- October 31, 2004, David J. Bentley Jr., Contributing Editor
People have different ideas about the best time to purchase a new automobile to replace their present one. Some people wait a specific number of years; others drive their vehicle for a specific number of miles. Still others become intrigued with a new model because of its looks or features.
Oops, this is the wrong kind of vehicle retention. This column normally addresses items concerning the converting and packaging industries and does not concentrate on subjects associated with the automotive industry, although vehicle retention is a term that is common to both fields.
In the converting and packaging arena, “vehicle retention” refers to the amount of carrier, such as water or solvent supplied with an adhesive, coating, or ink, that remains in a construction after drying.
The adhesives, coatings, or inks used in a typical construction often come as solutions, dispersions, suspensions, or the like in water, ethyl acetate, methyl ethyl ketone, etc. After its application to a moving web, the functional material — adhesive, coating, or ink — requires complete removal of the liquid carrier for it to contribute its ultimate properties to the final product.
The drying process an adhesive, coating, or ink undergoes after its application is, therefore, an extremely important component of the entire converting operation. During the time the coated web spends after it enters the oven or drying chamber until it exits at the other end, all its water or solvent must be removed. (Note that 100% solids materials that contain no vehicle can, by definition, have no vehicle retention.)
Vehicle retention is extremely important because the presence of any vehicle often detracts from the final properties of an adhesive, coating, or ink.
Water or solvent that remains trapped acts as a softening or plasticizing agent. Adhesives or coatings that should cure to a non-tacky state usually will be very soft as a result of retaining vehicle, and they will not provide the bonds or other properties for which the converter is using them. Inks on or in a construction likewise will be soft, and this can cause smearing or similar characteristics.
One time when vehicle retention may not be a serious problem involves a construction that contains a porous surface through which any retained vehicle eventually can evaporate. Obviously, paper is such a surface. A coating in solvent applied to paper, dried incompletely, and then rewound will have some retained solvent. As the roll ages, the retained vehicle will dissipate into the atmosphere.
While this action can result in a dried coating, some problems may arise during the time the coating retains the solvent, because it is soft. It may be so tacky that it will act as an adhesive and cause the roll to block.
At the other extreme, retained solvent in a lamination in very small amounts can be a particularly vexing problem.
For example, in a food packaging application, a level as low as a few parts per million can cause a problem in a laminate using an adhesive. This is because over time, the very low levels of solvent retained from the adhesive may migrate through a plastic film used to make the construction and enter the food. This contaminates the food and can cause it to taste or smell badly. An extremely small amount of vehicle retention then can result in an extremely large problem.

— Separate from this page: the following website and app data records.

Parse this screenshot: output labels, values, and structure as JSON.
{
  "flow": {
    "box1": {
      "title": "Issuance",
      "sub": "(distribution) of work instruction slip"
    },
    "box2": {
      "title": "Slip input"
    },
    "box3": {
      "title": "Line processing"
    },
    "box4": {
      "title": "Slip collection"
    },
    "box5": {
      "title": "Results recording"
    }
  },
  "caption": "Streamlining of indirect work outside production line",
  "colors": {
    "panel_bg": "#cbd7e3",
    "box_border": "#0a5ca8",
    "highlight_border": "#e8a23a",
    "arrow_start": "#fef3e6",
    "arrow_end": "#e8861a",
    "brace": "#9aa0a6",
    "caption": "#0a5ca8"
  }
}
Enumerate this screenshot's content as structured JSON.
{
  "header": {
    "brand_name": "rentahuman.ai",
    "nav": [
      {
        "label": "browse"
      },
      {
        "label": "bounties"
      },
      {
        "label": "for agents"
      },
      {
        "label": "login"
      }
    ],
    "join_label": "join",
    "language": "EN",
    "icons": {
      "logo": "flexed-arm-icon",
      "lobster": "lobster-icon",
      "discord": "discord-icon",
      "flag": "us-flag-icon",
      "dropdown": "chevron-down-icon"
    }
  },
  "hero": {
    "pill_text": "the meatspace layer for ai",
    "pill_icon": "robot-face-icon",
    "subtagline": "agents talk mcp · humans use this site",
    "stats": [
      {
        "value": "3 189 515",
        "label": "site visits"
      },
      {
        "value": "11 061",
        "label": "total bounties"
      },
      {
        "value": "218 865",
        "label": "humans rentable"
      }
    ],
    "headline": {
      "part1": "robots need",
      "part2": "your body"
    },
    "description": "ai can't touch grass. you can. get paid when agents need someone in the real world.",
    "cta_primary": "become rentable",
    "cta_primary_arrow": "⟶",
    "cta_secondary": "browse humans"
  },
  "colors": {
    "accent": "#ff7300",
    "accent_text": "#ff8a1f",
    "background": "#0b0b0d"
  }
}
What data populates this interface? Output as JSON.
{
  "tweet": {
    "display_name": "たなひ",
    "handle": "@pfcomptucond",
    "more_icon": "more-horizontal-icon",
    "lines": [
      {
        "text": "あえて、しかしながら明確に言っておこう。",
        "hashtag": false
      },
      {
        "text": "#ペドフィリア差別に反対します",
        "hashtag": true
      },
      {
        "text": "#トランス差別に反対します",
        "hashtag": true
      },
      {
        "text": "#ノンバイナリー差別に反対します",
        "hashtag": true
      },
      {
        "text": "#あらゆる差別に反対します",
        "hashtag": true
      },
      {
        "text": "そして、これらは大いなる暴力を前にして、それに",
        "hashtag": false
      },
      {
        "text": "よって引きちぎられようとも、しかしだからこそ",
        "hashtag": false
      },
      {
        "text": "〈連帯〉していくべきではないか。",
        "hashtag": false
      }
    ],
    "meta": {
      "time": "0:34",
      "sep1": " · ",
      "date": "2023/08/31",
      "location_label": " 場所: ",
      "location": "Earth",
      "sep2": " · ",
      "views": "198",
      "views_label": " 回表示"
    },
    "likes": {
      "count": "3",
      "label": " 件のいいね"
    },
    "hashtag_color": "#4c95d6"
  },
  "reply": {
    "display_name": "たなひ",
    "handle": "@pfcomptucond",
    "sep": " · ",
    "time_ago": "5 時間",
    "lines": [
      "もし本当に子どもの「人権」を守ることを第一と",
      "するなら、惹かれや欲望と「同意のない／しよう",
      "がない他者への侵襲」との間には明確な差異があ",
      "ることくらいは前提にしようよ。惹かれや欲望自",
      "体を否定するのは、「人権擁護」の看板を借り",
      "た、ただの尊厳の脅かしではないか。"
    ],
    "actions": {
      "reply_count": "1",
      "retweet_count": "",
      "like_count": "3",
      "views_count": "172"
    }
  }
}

Thus, whenever a converter uses an adhesive, coating, or ink supplied in a liquid vehicle, drying to evaporate all solvent or water is an extremely important operation. Testing of the final construction is necessary to ensure the level of any vehicle retained after the drying step is sufficiently low that no problems will result during additional processing or use.
Vehicle retention with an automobile usually is a matter of personal preference. Vehicle retention when using an adhesive, coating, or ink is a very different matter, and it's one that can have dire consequences. Try to avoid this potential problem at all costs.
David J. Bentley Jr. is a recognized industry expert inpolymers, laminations, and coatings with more than 30years of experience in R&D and technical service. Contact him at firstname.lastname@example.org.